Kaiser is now the owner of Mirth Artists LLC, which currently has contracts with three Mardi Gras organizations — the Crewe of Columbus, Infant Mystics and the Knights of Revelry. He and his team of 15 build and paint about 35 floats per year, each costing around $20,000 to $30,000. 

“Every two years the organizations change the person that’s in charge of designing,” Kaiser said. “Sometimes they’ll say, ‘I’m really into this, so can you do a parade off of this?’ Then some of them are like, ‘We know we saw your work. We like your stuff. What do you want to do?’ I’m always super happy about that.” 

Kaiser’s favorite creation is one from this year’s Crewe of Columbus parade, the Mighty Isabella. The float features three massive, vibrantly colored sea serpents.  

“I chopped the serpents’ heads off and I got to rebuild the entire thing,” Kaiser said. “When I opened them up, it was like a time capsule inside. There were cups and throws and stuff from decades ago.” 

The original float is over 20 years old — in fact, Kaiser remembers it being a part of parades that he marched in with his high school’s band. Mardi Gras float creation features a yearly cycle of retouching, repurposing and recycling parts of old floats to make something totally new.  

“One of this year’s floats has a werewolf figure on the front, and I’ve now had it for five years,” Kaiser said. “Before it was a werewolf, it was a minotaur. Before it was a minotaur, it was an umpire. Before that it was Elvis. We just keep chopping them up and remodeling them to be whatever we need them to be.”  

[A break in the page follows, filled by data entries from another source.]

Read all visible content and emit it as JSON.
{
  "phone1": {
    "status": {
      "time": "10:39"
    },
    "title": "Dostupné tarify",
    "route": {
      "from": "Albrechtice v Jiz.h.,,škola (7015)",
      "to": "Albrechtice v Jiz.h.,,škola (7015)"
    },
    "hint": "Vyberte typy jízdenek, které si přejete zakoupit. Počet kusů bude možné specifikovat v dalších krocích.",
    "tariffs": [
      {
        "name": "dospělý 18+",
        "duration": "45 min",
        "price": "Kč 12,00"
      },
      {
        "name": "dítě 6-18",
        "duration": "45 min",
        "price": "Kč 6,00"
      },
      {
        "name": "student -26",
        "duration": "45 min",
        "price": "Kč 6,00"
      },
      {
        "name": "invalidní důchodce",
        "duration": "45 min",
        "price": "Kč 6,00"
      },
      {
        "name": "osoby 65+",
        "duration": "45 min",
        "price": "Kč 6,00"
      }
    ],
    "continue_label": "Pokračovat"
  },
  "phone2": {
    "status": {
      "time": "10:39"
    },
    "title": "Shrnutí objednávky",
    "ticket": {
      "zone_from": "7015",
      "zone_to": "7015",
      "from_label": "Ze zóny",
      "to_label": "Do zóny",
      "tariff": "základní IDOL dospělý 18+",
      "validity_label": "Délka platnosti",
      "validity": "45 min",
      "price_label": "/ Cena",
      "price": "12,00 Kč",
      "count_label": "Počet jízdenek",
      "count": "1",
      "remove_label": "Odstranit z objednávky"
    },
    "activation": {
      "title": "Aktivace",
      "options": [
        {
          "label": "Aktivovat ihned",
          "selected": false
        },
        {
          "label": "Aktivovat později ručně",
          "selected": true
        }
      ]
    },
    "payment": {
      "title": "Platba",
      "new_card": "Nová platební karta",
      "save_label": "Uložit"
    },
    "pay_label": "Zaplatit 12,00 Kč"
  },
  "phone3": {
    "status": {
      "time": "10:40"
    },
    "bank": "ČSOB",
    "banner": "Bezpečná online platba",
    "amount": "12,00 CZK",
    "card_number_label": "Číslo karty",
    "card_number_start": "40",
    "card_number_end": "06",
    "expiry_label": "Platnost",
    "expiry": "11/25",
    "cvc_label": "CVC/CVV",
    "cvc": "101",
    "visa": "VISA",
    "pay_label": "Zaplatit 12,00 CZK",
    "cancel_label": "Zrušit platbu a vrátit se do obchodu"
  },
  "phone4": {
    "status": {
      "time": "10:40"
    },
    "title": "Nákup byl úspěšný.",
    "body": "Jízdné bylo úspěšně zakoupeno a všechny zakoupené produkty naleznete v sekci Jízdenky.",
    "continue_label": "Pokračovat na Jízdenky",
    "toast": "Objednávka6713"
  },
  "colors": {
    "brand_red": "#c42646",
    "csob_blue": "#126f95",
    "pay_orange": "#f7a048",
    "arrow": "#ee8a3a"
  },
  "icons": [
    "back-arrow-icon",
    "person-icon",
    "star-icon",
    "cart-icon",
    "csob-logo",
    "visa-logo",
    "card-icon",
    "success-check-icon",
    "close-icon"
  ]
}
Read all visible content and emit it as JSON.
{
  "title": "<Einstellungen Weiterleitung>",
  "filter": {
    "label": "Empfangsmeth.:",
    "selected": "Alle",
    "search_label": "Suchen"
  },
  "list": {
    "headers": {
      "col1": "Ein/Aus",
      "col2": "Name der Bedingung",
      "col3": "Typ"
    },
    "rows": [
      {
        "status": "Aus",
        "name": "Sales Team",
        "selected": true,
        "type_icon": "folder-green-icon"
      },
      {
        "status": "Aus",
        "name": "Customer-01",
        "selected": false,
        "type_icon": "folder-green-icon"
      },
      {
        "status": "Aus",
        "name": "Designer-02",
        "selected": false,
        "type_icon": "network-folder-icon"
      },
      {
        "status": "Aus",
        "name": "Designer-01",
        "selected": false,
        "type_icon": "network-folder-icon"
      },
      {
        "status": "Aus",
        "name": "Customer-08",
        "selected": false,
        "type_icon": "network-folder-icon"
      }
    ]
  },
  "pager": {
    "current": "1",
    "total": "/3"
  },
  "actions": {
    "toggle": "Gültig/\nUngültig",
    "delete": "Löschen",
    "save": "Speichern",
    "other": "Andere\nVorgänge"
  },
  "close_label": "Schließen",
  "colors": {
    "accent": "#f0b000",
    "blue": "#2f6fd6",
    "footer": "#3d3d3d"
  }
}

Outside of making floats, Kaiser does oil painting. He has a gallery show coming up in June called “Ethereal,” the theme of which is a modern twist on old religious-style paintings. It will be on display at the Mobile Arts Council.